§ Description of the task
For each line of the data below that holds "screenshot", copy the line.

Component data from apps and pages
○ ○ ○

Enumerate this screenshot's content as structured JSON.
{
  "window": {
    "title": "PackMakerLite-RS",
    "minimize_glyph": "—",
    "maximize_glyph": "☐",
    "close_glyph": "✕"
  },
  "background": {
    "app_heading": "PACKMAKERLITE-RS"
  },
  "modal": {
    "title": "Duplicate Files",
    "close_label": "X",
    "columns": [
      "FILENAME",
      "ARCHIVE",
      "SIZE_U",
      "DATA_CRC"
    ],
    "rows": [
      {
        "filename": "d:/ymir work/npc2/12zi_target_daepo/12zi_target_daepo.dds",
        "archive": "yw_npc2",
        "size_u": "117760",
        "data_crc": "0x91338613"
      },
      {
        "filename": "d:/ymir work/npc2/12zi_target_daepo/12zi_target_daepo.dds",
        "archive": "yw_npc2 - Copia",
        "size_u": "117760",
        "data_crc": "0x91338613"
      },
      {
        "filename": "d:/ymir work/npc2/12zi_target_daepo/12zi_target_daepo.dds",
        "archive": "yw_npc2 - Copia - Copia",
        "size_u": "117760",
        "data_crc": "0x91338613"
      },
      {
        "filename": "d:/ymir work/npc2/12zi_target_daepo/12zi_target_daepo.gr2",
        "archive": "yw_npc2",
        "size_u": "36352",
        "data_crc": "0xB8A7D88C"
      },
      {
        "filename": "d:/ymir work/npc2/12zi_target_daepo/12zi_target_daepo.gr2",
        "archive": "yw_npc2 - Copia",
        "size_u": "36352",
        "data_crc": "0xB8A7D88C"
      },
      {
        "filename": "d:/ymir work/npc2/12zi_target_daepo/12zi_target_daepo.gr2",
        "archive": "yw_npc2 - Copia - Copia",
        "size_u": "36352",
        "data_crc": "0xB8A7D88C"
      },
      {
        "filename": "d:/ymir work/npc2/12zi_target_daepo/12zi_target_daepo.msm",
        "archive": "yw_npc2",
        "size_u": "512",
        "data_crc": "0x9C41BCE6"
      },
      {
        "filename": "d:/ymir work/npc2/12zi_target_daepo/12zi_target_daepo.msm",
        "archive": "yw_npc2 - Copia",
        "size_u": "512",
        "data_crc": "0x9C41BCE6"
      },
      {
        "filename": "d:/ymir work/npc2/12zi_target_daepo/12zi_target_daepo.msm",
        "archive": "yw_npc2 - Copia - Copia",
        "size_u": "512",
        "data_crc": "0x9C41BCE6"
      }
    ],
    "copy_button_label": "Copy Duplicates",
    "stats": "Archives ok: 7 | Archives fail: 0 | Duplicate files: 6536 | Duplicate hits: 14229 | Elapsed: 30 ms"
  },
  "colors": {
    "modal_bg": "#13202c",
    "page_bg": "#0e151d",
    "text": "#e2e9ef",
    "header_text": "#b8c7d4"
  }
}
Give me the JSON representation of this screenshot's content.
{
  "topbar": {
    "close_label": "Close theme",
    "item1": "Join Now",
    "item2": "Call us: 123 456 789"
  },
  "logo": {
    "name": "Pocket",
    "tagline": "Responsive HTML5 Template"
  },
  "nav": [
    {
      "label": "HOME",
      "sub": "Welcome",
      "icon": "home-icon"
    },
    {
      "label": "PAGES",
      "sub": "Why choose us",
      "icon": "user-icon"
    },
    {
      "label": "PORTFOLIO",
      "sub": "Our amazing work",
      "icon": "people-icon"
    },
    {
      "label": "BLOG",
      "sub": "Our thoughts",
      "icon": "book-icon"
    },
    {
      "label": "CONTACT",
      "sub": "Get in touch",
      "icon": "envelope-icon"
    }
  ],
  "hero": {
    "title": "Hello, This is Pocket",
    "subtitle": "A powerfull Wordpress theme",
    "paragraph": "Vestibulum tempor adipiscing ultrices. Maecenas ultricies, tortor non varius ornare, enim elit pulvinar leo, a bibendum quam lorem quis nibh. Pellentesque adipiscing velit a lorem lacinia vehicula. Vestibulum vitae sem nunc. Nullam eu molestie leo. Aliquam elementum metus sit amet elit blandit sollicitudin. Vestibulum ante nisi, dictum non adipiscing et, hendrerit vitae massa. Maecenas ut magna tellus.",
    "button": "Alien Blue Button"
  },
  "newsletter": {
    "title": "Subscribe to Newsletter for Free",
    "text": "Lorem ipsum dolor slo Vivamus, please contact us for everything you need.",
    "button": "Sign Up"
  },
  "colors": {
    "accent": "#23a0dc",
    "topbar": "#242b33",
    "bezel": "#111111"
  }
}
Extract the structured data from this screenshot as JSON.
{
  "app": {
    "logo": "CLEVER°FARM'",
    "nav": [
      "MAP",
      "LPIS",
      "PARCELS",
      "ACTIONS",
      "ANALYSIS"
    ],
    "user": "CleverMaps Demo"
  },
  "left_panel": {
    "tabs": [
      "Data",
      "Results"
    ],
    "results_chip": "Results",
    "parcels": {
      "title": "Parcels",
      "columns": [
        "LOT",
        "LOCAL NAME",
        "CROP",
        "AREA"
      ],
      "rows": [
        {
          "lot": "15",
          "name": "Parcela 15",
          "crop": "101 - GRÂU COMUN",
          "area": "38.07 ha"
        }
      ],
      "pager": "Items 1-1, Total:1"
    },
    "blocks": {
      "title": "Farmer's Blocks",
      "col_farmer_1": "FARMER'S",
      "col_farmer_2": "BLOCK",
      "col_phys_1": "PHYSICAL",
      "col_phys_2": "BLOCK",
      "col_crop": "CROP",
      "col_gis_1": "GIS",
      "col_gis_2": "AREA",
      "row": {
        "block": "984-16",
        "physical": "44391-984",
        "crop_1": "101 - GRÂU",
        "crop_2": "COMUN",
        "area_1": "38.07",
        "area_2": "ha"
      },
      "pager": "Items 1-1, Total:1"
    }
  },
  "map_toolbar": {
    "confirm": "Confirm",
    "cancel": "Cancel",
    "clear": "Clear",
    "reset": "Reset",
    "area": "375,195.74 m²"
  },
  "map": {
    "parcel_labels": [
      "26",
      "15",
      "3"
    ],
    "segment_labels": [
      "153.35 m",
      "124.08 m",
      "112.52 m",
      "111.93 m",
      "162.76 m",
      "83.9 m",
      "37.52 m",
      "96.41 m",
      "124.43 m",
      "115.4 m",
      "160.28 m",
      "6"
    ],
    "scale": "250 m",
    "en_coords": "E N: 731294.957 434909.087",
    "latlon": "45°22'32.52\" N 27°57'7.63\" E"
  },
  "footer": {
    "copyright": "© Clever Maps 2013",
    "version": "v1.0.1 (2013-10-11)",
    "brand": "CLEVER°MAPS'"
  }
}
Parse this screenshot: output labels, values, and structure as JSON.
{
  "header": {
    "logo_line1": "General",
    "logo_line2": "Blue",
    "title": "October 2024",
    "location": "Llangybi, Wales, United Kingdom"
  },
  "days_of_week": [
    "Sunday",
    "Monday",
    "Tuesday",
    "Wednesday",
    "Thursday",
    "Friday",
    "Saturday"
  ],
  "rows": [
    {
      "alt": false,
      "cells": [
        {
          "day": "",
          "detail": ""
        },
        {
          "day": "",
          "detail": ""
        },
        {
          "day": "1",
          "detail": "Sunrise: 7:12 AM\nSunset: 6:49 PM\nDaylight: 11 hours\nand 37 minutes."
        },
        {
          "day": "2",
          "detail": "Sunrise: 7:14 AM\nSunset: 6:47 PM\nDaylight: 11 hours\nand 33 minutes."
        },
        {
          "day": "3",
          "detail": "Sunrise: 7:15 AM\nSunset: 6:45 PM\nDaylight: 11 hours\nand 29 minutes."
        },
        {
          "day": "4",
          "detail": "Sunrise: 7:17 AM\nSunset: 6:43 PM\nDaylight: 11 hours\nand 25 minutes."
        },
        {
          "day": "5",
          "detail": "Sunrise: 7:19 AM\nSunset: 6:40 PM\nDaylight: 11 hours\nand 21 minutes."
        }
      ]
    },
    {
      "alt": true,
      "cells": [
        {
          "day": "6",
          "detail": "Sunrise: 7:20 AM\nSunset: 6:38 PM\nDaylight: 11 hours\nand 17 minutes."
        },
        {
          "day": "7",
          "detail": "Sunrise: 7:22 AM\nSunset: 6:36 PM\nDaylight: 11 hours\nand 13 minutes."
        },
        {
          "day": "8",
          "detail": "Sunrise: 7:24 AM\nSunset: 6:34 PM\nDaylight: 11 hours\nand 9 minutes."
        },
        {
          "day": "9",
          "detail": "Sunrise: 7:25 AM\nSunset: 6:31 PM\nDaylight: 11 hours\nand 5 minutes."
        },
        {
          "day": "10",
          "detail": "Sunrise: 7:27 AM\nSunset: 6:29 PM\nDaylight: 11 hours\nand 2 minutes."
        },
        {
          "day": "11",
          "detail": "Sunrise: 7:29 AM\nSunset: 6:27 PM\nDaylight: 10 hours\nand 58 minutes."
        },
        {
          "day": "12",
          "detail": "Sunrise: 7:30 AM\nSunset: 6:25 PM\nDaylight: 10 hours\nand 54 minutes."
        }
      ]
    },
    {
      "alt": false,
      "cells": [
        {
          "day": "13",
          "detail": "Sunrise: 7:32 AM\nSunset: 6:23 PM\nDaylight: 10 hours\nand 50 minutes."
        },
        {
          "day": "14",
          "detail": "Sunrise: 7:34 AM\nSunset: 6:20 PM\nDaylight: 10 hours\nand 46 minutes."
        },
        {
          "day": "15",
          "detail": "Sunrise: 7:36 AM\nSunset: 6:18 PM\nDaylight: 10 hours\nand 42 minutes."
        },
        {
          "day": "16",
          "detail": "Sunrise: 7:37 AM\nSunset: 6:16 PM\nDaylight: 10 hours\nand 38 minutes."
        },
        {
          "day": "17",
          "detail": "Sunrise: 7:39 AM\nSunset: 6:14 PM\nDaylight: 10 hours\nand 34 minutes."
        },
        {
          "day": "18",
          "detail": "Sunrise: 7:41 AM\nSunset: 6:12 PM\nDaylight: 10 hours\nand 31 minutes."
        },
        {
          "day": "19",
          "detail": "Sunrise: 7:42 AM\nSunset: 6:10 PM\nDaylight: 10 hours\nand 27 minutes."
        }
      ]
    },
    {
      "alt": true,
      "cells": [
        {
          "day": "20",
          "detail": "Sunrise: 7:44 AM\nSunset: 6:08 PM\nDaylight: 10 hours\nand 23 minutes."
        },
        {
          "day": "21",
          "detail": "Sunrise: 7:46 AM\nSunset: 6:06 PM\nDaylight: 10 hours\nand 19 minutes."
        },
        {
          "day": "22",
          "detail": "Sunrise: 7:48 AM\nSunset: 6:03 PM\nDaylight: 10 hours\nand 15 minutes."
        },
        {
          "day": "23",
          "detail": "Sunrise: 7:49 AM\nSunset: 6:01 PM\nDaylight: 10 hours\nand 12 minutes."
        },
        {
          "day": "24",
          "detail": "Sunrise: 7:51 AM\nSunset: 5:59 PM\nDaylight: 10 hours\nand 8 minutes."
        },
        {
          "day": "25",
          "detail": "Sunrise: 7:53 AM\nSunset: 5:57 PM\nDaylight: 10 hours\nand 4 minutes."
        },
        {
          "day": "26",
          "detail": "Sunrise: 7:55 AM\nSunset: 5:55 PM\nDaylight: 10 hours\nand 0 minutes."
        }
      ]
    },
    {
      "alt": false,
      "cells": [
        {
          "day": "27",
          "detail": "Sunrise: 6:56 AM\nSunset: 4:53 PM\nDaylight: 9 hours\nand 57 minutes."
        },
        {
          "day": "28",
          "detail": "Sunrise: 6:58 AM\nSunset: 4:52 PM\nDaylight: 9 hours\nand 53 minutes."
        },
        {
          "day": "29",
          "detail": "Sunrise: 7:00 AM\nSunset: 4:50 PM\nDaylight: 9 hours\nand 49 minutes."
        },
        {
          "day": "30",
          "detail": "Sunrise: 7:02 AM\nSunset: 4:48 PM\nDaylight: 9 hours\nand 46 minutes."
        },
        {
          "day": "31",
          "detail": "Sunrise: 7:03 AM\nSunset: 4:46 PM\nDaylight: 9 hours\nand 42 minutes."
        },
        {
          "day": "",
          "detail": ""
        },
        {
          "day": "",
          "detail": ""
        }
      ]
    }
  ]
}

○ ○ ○

§ Answer section
Enumerate this screenshot's content as structured JSON.
Give me the JSON representation of this screenshot's content.
Extract the structured data from this screenshot as JSON.
Parse this screenshot: output labels, values, and structure as JSON.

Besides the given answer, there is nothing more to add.